%%

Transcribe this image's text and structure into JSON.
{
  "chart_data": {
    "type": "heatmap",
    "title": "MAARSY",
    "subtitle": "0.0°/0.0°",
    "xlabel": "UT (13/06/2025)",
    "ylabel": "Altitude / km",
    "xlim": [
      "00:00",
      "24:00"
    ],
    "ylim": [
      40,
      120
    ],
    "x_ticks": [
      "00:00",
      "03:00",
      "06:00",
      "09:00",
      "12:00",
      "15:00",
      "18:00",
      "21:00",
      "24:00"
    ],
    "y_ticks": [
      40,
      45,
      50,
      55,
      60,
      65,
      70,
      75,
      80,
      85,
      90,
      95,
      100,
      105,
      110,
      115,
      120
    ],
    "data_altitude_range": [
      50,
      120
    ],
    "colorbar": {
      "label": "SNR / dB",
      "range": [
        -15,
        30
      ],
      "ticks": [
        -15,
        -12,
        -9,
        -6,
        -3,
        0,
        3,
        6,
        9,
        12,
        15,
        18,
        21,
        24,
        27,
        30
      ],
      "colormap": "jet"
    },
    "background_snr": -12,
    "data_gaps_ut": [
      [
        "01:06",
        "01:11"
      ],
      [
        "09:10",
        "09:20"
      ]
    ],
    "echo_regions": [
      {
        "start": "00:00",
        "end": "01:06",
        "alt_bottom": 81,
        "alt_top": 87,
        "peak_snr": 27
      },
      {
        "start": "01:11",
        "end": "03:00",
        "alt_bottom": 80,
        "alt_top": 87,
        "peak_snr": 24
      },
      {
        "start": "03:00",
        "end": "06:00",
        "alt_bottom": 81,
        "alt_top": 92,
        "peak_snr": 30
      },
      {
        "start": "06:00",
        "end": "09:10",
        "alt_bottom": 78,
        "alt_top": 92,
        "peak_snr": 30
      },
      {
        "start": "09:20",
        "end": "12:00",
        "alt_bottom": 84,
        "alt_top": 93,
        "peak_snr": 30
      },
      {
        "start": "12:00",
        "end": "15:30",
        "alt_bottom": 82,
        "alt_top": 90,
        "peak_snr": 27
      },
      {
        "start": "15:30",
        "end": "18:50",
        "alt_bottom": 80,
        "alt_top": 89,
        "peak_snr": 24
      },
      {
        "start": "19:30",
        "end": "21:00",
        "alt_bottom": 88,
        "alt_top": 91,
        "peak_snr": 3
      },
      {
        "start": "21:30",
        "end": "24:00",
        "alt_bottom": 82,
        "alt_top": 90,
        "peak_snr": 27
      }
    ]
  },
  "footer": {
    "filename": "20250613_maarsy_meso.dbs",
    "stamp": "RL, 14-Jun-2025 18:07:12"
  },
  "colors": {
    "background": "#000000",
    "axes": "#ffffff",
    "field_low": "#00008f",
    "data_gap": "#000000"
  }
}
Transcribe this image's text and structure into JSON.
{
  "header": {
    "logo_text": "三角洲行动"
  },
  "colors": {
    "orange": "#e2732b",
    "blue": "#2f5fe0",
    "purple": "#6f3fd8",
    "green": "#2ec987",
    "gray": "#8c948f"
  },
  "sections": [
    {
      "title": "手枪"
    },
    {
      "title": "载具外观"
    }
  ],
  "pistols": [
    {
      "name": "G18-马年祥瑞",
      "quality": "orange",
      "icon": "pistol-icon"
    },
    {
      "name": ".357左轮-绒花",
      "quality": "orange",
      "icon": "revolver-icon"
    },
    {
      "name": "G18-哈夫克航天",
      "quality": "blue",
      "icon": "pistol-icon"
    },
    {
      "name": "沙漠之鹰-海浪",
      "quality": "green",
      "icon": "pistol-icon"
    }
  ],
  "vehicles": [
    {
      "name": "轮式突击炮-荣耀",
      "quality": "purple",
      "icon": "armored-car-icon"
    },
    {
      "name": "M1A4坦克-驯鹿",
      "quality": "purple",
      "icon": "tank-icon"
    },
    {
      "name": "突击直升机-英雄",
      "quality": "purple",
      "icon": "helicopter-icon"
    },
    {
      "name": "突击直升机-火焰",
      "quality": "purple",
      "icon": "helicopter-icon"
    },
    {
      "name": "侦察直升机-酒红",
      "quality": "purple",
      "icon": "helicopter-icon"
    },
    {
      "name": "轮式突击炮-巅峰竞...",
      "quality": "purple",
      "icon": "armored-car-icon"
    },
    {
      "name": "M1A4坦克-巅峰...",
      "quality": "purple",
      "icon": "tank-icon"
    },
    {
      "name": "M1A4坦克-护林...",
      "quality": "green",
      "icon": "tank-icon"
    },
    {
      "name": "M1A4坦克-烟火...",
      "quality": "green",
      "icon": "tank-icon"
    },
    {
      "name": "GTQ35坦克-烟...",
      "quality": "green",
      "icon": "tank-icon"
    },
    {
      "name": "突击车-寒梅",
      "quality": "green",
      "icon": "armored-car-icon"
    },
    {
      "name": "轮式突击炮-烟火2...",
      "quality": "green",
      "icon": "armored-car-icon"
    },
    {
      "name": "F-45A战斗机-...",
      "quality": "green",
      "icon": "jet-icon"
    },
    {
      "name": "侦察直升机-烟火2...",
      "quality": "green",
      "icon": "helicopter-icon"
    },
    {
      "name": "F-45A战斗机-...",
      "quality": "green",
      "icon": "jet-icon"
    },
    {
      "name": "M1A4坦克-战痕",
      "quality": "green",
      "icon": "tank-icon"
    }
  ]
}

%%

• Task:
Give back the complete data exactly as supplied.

• Answer to this problem:
Transcribe this image's text and structure into JSON.
{
  "chart_data": {
    "type": "heatmap",
    "title": "MAARSY",
    "subtitle": "0.0°/0.0°",
    "xlabel": "UT (13/06/2025)",
    "ylabel": "Altitude / km",
    "xlim": [
      "00:00",
      "24:00"
    ],
    "ylim": [
      40,
      120
    ],
    "x_ticks": [
      "00:00",
      "03:00",
      "06:00",
      "09:00",
      "12:00",
      "15:00",
      "18:00",
      "21:00",
      "24:00"
    ],
    "y_ticks": [
      40,
      45,
      50,
      55,
      60,
      65,
      70,
      75,
      80,
      85,
      90,
      95,
      100,
      105,
      110,
      115,
      120
    ],
    "data_altitude_range": [
      50,
      120
    ],
    "colorbar": {
      "label": "SNR / dB",
      "range": [
        -15,
        30
      ],
      "ticks": [
        -15,
        -12,
        -9,
        -6,
        -3,
        0,
        3,
        6,
        9,
        12,
        15,
        18,
        21,
        24,
        27,
        30
      ],
      "colormap": "jet"
    },
    "background_snr": -12,
    "data_gaps_ut": [
      [
        "01:06",
        "01:11"
      ],
      [
        "09:10",
        "09:20"
      ]
    ],
    "echo_regions": [
      {
        "start": "00:00",
        "end": "01:06",
        "alt_bottom": 81,
        "alt_top": 87,
        "peak_snr": 27
      },
      {
        "start": "01:11",
        "end": "03:00",
        "alt_bottom": 80,
        "alt_top": 87,
        "peak_snr": 24
      },
      {
        "start": "03:00",
        "end": "06:00",
        "alt_bottom": 81,
        "alt_top": 92,
        "peak_snr": 30
      },
      {
        "start": "06:00",
        "end": "09:10",
        "alt_bottom": 78,
        "alt_top": 92,
        "peak_snr": 30
      },
      {
        "start": "09:20",
        "end": "12:00",
        "alt_bottom": 84,
        "alt_top": 93,
        "peak_snr": 30
      },
      {
        "start": "12:00",
        "end": "15:30",
        "alt_bottom": 82,
        "alt_top": 90,
        "peak_snr": 27
      },
      {
        "start": "15:30",
        "end": "18:50",
        "alt_bottom": 80,
        "alt_top": 89,
        "peak_snr": 24
      },
      {
        "start": "19:30",
        "end": "21:00",
        "alt_bottom": 88,
        "alt_top": 91,
        "peak_snr": 3
      },
      {
        "start": "21:30",
        "end": "24:00",
        "alt_bottom": 82,
        "alt_top": 90,
        "peak_snr": 27
      }
    ]
  },
  "footer": {
    "filename": "20250613_maarsy_meso.dbs",
    "stamp": "RL, 14-Jun-2025 18:07:12"
  },
  "colors": {
    "background": "#000000",
    "axes": "#ffffff",
    "field_low": "#00008f",
    "data_gap": "#000000"
  }
}
Transcribe this image's text and structure into JSON.
{
  "header": {
    "logo_text": "三角洲行动"
  },
  "colors": {
    "orange": "#e2732b",
    "blue": "#2f5fe0",
    "purple": "#6f3fd8",
    "green": "#2ec987",
    "gray": "#8c948f"
  },
  "sections": [
    {
      "title": "手枪"
    },
    {
      "title": "载具外观"
    }
  ],
  "pistols": [
    {
      "name": "G18-马年祥瑞",
      "quality": "orange",
      "icon": "pistol-icon"
    },
    {
      "name": ".357左轮-绒花",
      "quality": "orange",
      "icon": "revolver-icon"
    },
    {
      "name": "G18-哈夫克航天",
      "quality": "blue",
      "icon": "pistol-icon"
    },
    {
      "name": "沙漠之鹰-海浪",
      "quality": "green",
      "icon": "pistol-icon"
    }
  ],
  "vehicles": [
    {
      "name": "轮式突击炮-荣耀",
      "quality": "purple",
      "icon": "armored-car-icon"
    },
    {
      "name": "M1A4坦克-驯鹿",
      "quality": "purple",
      "icon": "tank-icon"
    },
    {
      "name": "突击直升机-英雄",
      "quality": "purple",
      "icon": "helicopter-icon"
    },
    {
      "name": "突击直升机-火焰",
      "quality": "purple",
      "icon": "helicopter-icon"
    },
    {
      "name": "侦察直升机-酒红",
      "quality": "purple",
      "icon": "helicopter-icon"
    },
    {
      "name": "轮式突击炮-巅峰竞...",
      "quality": "purple",
      "icon": "armored-car-icon"
    },
    {
      "name": "M1A4坦克-巅峰...",
      "quality": "purple",
      "icon": "tank-icon"
    },
    {
      "name": "M1A4坦克-护林...",
      "quality": "green",
      "icon": "tank-icon"
    },
    {
      "name": "M1A4坦克-烟火...",
      "quality": "green",
      "icon": "tank-icon"
    },
    {
      "name": "GTQ35坦克-烟...",
      "quality": "green",
      "icon": "tank-icon"
    },
    {
      "name": "突击车-寒梅",
      "quality": "green",
      "icon": "armored-car-icon"
    },
    {
      "name": "轮式突击炮-烟火2...",
      "quality": "green",
      "icon": "armored-car-icon"
    },
    {
      "name": "F-45A战斗机-...",
      "quality": "green",
      "icon": "jet-icon"
    },
    {
      "name": "侦察直升机-烟火2...",
      "quality": "green",
      "icon": "helicopter-icon"
    },
    {
      "name": "F-45A战斗机-...",
      "quality": "green",
      "icon": "jet-icon"
    },
    {
      "name": "M1A4坦克-战痕",
      "quality": "green",
      "icon": "tank-icon"
    }
  ]
}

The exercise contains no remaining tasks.